REQUIREMENT: Exact output of all the records is required.

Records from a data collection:
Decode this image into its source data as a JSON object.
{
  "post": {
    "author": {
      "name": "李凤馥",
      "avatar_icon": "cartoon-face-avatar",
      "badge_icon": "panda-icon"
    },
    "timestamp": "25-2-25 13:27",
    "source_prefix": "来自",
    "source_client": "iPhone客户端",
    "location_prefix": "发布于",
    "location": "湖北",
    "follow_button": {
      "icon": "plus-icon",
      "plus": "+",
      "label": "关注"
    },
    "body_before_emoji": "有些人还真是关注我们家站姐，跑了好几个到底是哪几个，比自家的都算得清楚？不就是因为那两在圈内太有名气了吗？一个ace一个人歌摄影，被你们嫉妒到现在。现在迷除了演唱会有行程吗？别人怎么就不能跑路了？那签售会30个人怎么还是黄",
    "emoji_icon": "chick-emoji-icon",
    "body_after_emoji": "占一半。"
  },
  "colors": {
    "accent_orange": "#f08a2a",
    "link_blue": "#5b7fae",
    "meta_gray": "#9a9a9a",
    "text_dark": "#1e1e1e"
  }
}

RESULT FOR THIS EXERCISE:
Decode this image into its source data as a JSON object.
{
  "post": {
    "author": {
      "name": "李凤馥",
      "avatar_icon": "cartoon-face-avatar",
      "badge_icon": "panda-icon"
    },
    "timestamp": "25-2-25 13:27",
    "source_prefix": "来自",
    "source_client": "iPhone客户端",
    "location_prefix": "发布于",
    "location": "湖北",
    "follow_button": {
      "icon": "plus-icon",
      "plus": "+",
      "label": "关注"
    },
    "body_before_emoji": "有些人还真是关注我们家站姐，跑了好几个到底是哪几个，比自家的都算得清楚？不就是因为那两在圈内太有名气了吗？一个ace一个人歌摄影，被你们嫉妒到现在。现在迷除了演唱会有行程吗？别人怎么就不能跑路了？那签售会30个人怎么还是黄",
    "emoji_icon": "chick-emoji-icon",
    "body_after_emoji": "占一半。"
  },
  "colors": {
    "accent_orange": "#f08a2a",
    "link_blue": "#5b7fae",
    "meta_gray": "#9a9a9a",
    "text_dark": "#1e1e1e"
  }
}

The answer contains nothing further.